The cactus collection in my greenhouse is in dire need of some TLC. But my poor greenhouse is last on my list of green thumb to-dos. Because of the loss of my neighbor’s eighty five year old oak tree, one half of my front shade garden needs to be replaced with perennials that can endure full sun, and the few shade-loving plants that did survive will need to be transplanted to a shadier section. But that’s not all.
There’s my backyard gardens that were also in desperate need of first-aid. Between the dog damage, drip irrigation problems, and several extended winter freezes, a third of my plants meet an untimely end.
I’ve had to provide local nurseries with my list and followup with a call to each of them weekly. Availability was much later than usual because of a long-lasting winter and cooler-than-normal spring. A lot of the perennials on my list were only available at a nursery located way north of where I live. And since my car isn’t large enough, numerous trips were required—each being a three hour excursion.

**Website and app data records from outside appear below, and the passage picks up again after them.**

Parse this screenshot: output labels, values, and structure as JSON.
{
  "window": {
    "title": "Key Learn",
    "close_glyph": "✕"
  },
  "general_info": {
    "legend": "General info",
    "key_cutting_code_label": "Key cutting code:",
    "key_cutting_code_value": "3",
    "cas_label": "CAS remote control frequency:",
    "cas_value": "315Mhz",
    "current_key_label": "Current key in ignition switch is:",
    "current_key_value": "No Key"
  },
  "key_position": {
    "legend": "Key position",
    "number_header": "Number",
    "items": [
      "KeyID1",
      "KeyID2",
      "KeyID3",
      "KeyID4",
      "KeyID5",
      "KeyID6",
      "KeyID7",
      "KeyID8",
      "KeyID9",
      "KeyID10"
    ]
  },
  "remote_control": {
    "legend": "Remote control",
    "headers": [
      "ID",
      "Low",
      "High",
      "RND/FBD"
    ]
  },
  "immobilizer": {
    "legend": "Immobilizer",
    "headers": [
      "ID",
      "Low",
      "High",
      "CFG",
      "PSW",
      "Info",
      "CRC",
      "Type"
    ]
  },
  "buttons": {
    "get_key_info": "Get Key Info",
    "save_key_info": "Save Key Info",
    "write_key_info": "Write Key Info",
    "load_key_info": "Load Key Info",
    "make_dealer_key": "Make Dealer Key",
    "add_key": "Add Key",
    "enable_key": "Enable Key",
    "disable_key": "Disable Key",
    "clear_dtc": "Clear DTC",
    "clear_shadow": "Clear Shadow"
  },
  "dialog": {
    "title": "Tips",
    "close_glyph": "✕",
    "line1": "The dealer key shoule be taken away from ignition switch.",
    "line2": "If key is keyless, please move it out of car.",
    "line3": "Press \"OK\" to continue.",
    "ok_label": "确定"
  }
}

So far, I’ve managed to install/replace all of the damaged and/or dead plants. But the hardest job is yet to occur, and that is clearing out the English ivy in the parkway and planting, according to my landscape architect Michael Parkey‘s drawn plan, six new sun-loving varieties: 20 Sun Drops, 36 Bugleweeds, 3 Gulf Muly, 72 creeping Liriope, 15 Hard Plumbago, and 6 Giant Leopard plants. This job will be done in phases over the next two weeks.
The greenhouse and its occupants will have to wait.